Media and influence
Media has a huge influence on the audience because it is directly stuck in the mind of the viewer/audience. This means the media has the potency of setting an agenda for the people to follow. It is in this light that political gladiators employ the potentialities of the media to colourise their aspirations in a bid to gain goodwill and public acceptance.
Now, what does commercialisation mean in terms of media?
Commercialisation means paid news. News is no longer about reporting timely occurrences or events, it is now about packaged broadcasts or reports sponsored or paid for by interested parties. Paid news means when a person pays money to a journalist or news channel to cover a particular aspect or angle of a story.
According to Willie Nnorom, news commercialisation is “a phenomenon whereby the electronic media report as news or news analysis, a commercial message by an unidentified or unidentifiable sponsor, giving the audience the impression that news is fair, objective and socially responsible.”
Commercialisation of media depends upon it because income revenue is the main problem.
In traditional media like print media, which undergo various challenges to get an income source, they have mainly two sources – advertisement and paid news.
Hence, media houses see this anomaly as one of the economic ways of generating revenues to sustain themselves.
Going forward, commercialisation can also be engineered by the ownership factor, a parasite that has eaten deep into the democratic fabric of our country.
What was considered an aberration has now become a norm whereby politicians influence media contents for political gains.
The media has deviated from ethical principles of journalism in the name of dancing to the tunes of the pipers in the corridors of power.
It saddens me to see the media promoting the ideals of their proprietor, especially during the electioneering process. A vivid example is a recent scenario displayed by a popular national newspaper promoting the candidacy of their proprietor who for many Nigerians should have retired from politics, considering his health status.
How would a national newspaper ignore the ethics of journalism just to fulfill the ill-gotten desire of its owner? What is the essence of good journalism if the only way to sell a candidate to the public is by slanting news stories? Isn’t it a better idea to give all candidates equal representation than politicking the media in the guise of practicing journalism?
It is high time Nigerian media embraced the basic tenets of journalism as intended, with global best practices.
There is more gain to be independent of external control and influence of media contents than falling prey to ownership factor.
We must leave behind the practice of wining and dining with politicians who ought to be held accountable for their actions as ethical journalism demands, instead of promoting them as saints before an election.
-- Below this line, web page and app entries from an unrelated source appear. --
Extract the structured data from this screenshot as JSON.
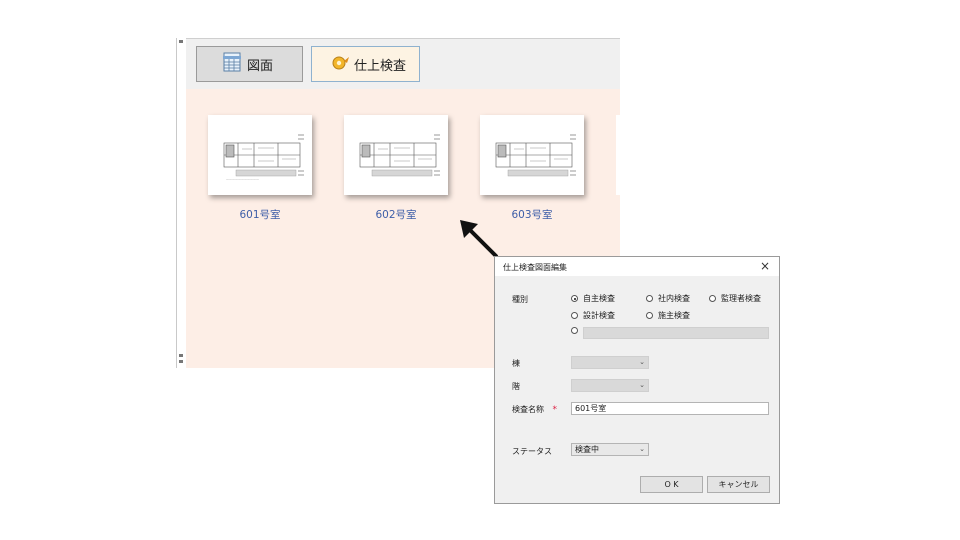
{
  "toolbar": {
    "drawing_label": "図面",
    "finish_inspection_label": "仕上検査"
  },
  "thumbnails": [
    {
      "label": "601号室"
    },
    {
      "label": "602号室"
    },
    {
      "label": "603号室"
    }
  ],
  "dialog": {
    "title": "仕上検査図面編集",
    "close": "×",
    "type_label": "種別",
    "radio_self": "自主検査",
    "radio_company": "社内検査",
    "radio_supervisor": "監理者検査",
    "radio_design": "設計検査",
    "radio_owner": "施主検査",
    "selected_type": "自主検査",
    "building_label": "棟",
    "floor_label": "階",
    "inspection_name_label": "検査名称",
    "required_mark": "*",
    "inspection_name_value": "601号室",
    "status_label": "ステータス",
    "status_value": "検査中",
    "ok_label": "O K",
    "cancel_label": "キャンセル"
  },
  "colors": {
    "content_bg": "#fdeee6",
    "label_blue": "#3e5ea8",
    "active_tab_border": "#8fb2cf"
  }
}
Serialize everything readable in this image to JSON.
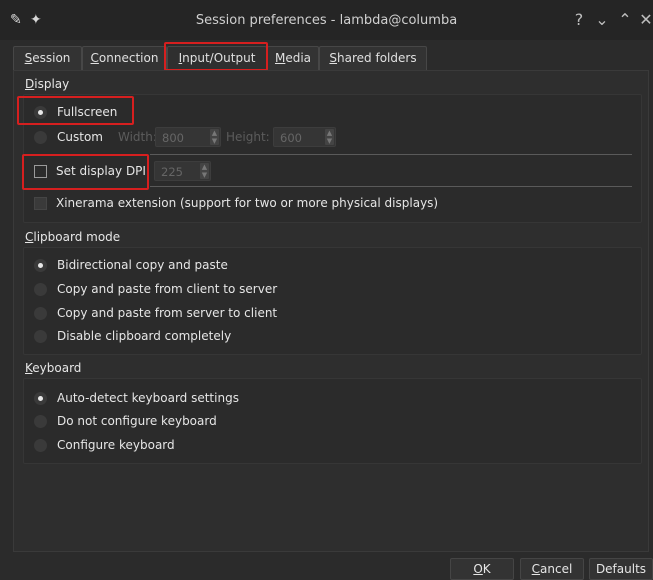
{
  "window": {
    "title": "Session preferences - lambda@columba",
    "buttons": {
      "help": "?",
      "minimize": "⌄",
      "maximize": "⌃",
      "close": "✕"
    }
  },
  "tabs": [
    {
      "mn": "S",
      "rest": "ession"
    },
    {
      "mn": "C",
      "rest": "onnection"
    },
    {
      "mn": "I",
      "rest": "nput/Output"
    },
    {
      "mn": "M",
      "rest": "edia"
    },
    {
      "mn": "S",
      "rest": "hared folders"
    }
  ],
  "active_tab": "Input/Output",
  "display": {
    "title_mn": "D",
    "title_rest": "isplay",
    "fullscreen": "Fullscreen",
    "custom": "Custom",
    "width_label": "Width:",
    "width_value": "800",
    "height_label": "Height:",
    "height_value": "600",
    "set_dpi": "Set display DPI",
    "dpi_value": "225",
    "xinerama": "Xinerama extension (support for two or more physical displays)"
  },
  "clipboard": {
    "title_mn": "C",
    "title_rest": "lipboard mode",
    "options": [
      "Bidirectional copy and paste",
      "Copy and paste from client to server",
      "Copy and paste from server to client",
      "Disable clipboard completely"
    ],
    "selected": 0
  },
  "keyboard": {
    "title_mn": "K",
    "title_rest": "eyboard",
    "options": [
      "Auto-detect keyboard settings",
      "Do not configure keyboard",
      "Configure keyboard"
    ],
    "selected": 0
  },
  "footer": {
    "ok": {
      "mn": "O",
      "rest": "K"
    },
    "cancel": {
      "mn": "C",
      "rest": "ancel"
    },
    "defaults": "Defaults"
  },
  "colors": {
    "highlight": "#d61f1f",
    "background": "#2b2b2b"
  }
}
A free press is achievable if we stick to the ethics of journalism!
- Arogbonlo Israel, a journalist and good governance advocate, writes from Lagos